The Open Revolution: rewriting the rules of the information age

Open Knowledge International - June 12, 2018 in News, open, Open Data, Open Knowledge, Open/Closed

Rufus Pollock, the Founder of Open Knowledge International, is delighted to announce the launch of his new book The Open Revolution on how we can revolutionize information ownership and access in the digital economy.

About the book

Will the digital revolution give us digital dictatorships or digital democracies? Forget everything you think you know about the digital age. It’s not about privacy, surveillance, AI or blockchain – it’s about ownership. Because, in a digital age, who owns information controls the future.

Today, information is everywhere. From your DNA to the latest blockbusters, from lifesaving drugs to the app on your phone, from big data to algorithms. Our entire global economy is built on it and the rules around information affect us all every day.

As information continues to move into the digital domain, it can be copied and distributed with ease, making access and control even more important. But the rules we have made for it, derived from how we manage physical property, are hopelessly maladapted to the digital world.

In The Open Revolution, Pollock exposes the myths that cloud the digital debate. Looking beneath the surface, into the basic rules of the digital economy, he offers a simple solution. The answer is not technological but political: a choice between making information Open, shared by all, or making it Closed, exclusively owned and controlled.

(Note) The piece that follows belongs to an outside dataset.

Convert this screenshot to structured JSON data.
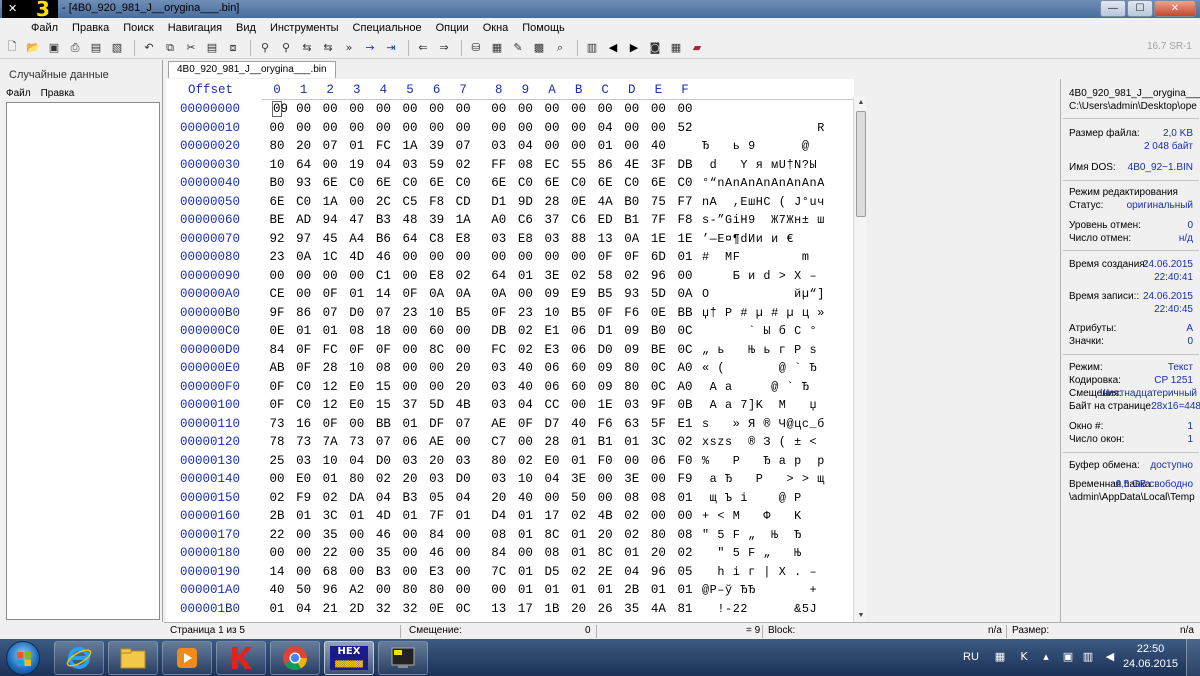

Today in a Closed world we find ourselves at the mercy of digital dictators. Rufus Pollock charts a path to a more “Open” future that works for everyone.
Cory Doctorow, journalist and activist: “The richest, most powerful people in the world have bet everything on the control of information in all its guises; Pollock’s fast-moving, accessible book explains why seizing the means of attention and information is the only path to human freedom and flourishing.”

An Open future for all

The book’s vision of choosing Open as the path to a more equitable, innovative and profitable future for all is closely related to the vision of an open knowledge society of Open Knowledge International. Around the world, we are working towards societies where everyone has access to key information and the ability to use it to understand and shape their lives. We want to see powerful institutions made comprehensible and accountable. We want to see vital research information which can help us tackle challenges such as poverty and climate change available to all as open information. The Open Revolution is a great inspiration for our worldwide network of people passionate about openness, boosting our shared efforts towards an open future for all.
Get the book and join the open revolution at openrevolution.net, or join our forum to discuss the book’s content.

About the author

Dr Rufus Pollock is a researcher, technologist and entrepreneur. He has been a pioneer in the global Open Data movement, advising national governments, international organisations and industry on how to succeed in the digital world. He is the founder of Open Knowledge, a leading NGO which is present in over 35 countries, empowering people and organization with access to information so that they can create insight and drive change. Formerly, he was the Mead Fellow in Economics at Emmanuel College, University of Cambridge. He has been the recipient of a $1m Shuttleworth Fellowship and is currently an Ashoka Fellow and Fellow of the RSA. He holds a PhD in Economics and a double first in Mathematics from the University of Cambridge.
 

Dati e donne. Correlazioni pericolose e soffitti di cristallo

Maurizio Napolitano - May 20, 2018 in bologna, Cultura, donne, Events, geek girls, Open Data, opendataday

Lo scorso 3 marzo in una Bologna innevata per l’ennesima volta, alla vigilia delle elezioni politiche, a pochi giorni di distanza dalla marcia delle donne promossa dal movimento di Non una di meno e in occasione della giornata internazionale dedicata ai dati aperti, una comunità inedita ha promosso il primo di una serie di incontri […]